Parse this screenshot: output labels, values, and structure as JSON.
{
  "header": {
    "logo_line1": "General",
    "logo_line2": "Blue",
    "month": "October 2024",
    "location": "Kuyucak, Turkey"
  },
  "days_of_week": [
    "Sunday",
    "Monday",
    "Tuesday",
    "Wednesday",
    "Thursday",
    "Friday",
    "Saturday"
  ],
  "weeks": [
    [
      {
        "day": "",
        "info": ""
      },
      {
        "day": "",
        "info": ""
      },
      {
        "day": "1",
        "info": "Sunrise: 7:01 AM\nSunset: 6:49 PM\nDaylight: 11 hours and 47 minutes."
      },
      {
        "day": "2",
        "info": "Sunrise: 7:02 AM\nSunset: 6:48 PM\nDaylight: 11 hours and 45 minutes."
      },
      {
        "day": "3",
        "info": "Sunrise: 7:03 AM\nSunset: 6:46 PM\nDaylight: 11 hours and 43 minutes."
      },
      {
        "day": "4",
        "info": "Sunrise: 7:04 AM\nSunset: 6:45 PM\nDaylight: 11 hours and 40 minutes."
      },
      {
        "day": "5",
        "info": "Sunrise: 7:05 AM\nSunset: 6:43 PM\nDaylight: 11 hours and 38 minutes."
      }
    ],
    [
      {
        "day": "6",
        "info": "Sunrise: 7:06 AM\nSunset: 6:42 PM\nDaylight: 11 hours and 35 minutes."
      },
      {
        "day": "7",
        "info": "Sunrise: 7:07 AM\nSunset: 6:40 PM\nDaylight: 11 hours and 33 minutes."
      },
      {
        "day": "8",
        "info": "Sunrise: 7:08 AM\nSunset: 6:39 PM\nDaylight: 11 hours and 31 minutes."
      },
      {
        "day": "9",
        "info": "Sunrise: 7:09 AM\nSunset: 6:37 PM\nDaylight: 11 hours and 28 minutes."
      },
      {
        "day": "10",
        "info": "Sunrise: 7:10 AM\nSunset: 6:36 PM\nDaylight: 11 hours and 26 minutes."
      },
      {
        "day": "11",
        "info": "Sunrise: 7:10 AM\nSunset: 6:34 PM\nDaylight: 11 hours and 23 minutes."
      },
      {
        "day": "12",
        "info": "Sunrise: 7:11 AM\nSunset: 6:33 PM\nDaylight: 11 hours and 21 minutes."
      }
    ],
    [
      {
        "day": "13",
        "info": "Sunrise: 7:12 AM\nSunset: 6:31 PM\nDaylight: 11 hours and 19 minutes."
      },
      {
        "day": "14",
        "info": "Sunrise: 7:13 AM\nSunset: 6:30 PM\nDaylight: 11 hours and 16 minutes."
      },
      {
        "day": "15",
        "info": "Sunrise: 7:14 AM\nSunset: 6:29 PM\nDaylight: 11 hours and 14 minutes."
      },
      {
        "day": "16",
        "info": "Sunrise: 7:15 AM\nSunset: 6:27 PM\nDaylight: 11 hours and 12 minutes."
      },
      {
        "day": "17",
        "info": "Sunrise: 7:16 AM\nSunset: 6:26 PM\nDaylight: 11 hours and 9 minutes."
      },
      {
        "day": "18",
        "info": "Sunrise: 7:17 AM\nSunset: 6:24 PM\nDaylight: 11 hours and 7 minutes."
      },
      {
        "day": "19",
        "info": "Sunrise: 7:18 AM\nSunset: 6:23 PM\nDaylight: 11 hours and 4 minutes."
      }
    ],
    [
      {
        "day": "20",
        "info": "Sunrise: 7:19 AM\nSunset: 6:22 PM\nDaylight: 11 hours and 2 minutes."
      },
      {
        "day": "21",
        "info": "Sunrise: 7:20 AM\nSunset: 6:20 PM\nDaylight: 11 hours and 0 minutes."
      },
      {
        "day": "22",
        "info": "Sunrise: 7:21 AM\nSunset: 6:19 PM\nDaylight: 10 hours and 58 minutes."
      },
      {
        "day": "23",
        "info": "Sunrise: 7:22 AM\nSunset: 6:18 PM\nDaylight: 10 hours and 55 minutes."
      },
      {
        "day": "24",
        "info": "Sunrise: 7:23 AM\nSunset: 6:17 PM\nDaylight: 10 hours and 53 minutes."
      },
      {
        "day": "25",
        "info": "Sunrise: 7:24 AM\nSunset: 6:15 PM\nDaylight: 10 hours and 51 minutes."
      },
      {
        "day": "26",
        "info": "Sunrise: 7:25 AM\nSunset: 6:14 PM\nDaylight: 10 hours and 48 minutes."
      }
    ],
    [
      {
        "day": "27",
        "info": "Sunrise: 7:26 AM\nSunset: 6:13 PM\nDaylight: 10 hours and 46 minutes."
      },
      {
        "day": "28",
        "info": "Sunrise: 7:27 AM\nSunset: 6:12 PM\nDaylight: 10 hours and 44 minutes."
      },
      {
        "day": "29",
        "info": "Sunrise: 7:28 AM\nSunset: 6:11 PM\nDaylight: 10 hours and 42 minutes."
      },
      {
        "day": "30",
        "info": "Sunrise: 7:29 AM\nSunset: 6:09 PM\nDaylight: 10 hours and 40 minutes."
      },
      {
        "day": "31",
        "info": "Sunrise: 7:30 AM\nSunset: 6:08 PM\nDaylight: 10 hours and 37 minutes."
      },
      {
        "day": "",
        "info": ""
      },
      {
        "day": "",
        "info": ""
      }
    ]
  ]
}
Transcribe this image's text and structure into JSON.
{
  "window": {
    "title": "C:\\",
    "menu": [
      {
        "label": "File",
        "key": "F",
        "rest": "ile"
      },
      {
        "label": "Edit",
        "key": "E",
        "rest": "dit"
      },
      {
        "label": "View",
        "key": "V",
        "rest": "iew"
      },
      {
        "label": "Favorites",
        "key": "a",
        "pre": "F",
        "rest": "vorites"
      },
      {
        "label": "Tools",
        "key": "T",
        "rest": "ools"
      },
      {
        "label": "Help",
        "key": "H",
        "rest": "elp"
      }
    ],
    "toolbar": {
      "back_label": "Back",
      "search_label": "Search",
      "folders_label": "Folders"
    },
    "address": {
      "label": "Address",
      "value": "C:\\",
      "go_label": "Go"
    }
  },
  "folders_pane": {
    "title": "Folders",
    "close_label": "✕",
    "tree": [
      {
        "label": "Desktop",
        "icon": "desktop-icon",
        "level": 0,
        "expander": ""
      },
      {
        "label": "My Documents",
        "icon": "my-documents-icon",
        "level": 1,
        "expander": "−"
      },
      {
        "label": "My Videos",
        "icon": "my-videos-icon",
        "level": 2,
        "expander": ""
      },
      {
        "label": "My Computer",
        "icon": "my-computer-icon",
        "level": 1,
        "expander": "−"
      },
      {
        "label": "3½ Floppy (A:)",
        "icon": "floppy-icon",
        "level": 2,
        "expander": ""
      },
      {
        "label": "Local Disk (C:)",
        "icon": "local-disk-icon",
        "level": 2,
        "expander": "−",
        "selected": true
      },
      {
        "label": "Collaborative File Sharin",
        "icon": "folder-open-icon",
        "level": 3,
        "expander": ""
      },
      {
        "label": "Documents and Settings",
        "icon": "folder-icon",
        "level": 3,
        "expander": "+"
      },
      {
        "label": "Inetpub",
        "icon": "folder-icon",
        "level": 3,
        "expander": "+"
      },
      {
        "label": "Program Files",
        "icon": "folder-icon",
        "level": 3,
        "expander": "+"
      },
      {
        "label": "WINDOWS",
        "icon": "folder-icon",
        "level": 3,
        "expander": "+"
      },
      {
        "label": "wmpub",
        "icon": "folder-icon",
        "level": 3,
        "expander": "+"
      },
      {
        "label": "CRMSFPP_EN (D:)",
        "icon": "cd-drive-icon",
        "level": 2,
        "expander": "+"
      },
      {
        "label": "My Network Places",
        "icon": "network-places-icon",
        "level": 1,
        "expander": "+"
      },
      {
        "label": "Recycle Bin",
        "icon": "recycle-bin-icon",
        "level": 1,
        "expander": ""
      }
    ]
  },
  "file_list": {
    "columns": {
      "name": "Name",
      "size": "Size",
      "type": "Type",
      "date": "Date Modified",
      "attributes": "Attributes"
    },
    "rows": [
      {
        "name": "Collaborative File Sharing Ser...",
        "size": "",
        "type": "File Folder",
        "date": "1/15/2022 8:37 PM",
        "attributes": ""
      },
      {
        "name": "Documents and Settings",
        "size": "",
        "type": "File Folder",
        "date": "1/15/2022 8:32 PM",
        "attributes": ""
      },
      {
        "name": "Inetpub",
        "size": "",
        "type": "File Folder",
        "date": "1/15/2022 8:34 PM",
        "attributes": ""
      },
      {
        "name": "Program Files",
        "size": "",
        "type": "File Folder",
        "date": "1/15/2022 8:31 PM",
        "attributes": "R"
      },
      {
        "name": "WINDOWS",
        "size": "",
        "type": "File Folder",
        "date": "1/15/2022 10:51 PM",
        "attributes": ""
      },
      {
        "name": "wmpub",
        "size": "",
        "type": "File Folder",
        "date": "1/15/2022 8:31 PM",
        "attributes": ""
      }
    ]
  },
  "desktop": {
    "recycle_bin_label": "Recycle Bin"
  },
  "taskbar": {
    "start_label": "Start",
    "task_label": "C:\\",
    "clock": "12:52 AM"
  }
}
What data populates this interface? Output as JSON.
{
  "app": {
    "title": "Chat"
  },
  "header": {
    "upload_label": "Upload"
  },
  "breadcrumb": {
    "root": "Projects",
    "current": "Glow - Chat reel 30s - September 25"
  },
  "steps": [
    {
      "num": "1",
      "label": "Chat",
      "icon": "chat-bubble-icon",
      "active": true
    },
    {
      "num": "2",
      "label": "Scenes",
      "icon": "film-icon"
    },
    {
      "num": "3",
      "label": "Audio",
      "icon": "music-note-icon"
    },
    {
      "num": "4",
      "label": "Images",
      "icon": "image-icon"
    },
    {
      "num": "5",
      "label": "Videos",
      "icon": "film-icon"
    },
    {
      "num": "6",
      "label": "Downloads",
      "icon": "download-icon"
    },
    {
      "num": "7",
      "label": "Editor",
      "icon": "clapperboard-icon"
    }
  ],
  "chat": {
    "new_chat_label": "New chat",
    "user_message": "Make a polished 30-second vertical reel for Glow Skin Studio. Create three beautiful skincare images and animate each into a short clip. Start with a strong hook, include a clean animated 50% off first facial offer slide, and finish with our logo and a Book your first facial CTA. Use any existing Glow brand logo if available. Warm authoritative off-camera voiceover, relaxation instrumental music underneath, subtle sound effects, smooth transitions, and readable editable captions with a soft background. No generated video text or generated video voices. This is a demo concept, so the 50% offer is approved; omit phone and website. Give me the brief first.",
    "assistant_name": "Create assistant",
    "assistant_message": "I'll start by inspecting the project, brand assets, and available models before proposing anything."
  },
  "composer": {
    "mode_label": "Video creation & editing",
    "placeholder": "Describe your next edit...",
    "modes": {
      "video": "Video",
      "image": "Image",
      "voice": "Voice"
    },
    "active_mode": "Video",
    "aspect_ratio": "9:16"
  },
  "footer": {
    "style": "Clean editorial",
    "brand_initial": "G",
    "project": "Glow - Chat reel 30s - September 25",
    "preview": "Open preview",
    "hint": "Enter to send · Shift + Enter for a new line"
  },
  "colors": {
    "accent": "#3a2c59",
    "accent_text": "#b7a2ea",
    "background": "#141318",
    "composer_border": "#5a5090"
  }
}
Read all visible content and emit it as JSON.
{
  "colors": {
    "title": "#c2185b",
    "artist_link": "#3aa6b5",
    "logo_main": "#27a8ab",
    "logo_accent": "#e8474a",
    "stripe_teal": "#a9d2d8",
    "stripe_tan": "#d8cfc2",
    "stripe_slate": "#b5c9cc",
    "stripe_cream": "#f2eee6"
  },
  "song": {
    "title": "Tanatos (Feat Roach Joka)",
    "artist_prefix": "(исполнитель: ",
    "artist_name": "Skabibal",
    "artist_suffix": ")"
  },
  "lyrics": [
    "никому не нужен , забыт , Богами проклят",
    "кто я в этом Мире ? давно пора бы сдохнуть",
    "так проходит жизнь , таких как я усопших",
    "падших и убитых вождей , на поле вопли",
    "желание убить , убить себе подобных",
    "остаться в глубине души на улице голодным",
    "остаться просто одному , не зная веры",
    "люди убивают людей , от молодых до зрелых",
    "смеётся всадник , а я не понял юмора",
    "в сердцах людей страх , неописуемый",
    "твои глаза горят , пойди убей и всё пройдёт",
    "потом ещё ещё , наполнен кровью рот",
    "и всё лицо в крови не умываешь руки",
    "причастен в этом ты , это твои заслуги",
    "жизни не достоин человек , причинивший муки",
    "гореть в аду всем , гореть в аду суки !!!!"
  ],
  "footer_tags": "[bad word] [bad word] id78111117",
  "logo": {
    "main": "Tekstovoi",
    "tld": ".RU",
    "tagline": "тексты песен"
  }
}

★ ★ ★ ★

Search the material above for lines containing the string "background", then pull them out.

Solution
    "user_message": "Make a polished 30-second vertical reel for Glow Skin Studio. Create three beautiful skincare images and animate each into a short clip. Start with a strong hook, include a clean animated 50% off first facial offer slide, and finish with our logo and a Book your first facial CTA. Use any existing Glow brand logo if available. Warm authoritative off-camera voiceover, relaxation instrumental music underneath, subtle sound effects, smooth transitions, and readable editable captions with a soft background. No generated video text or generated video voices. This is a demo concept, so the 50% offer is approved; omit phone and website. Give me the brief first.",
    "background": "#141318",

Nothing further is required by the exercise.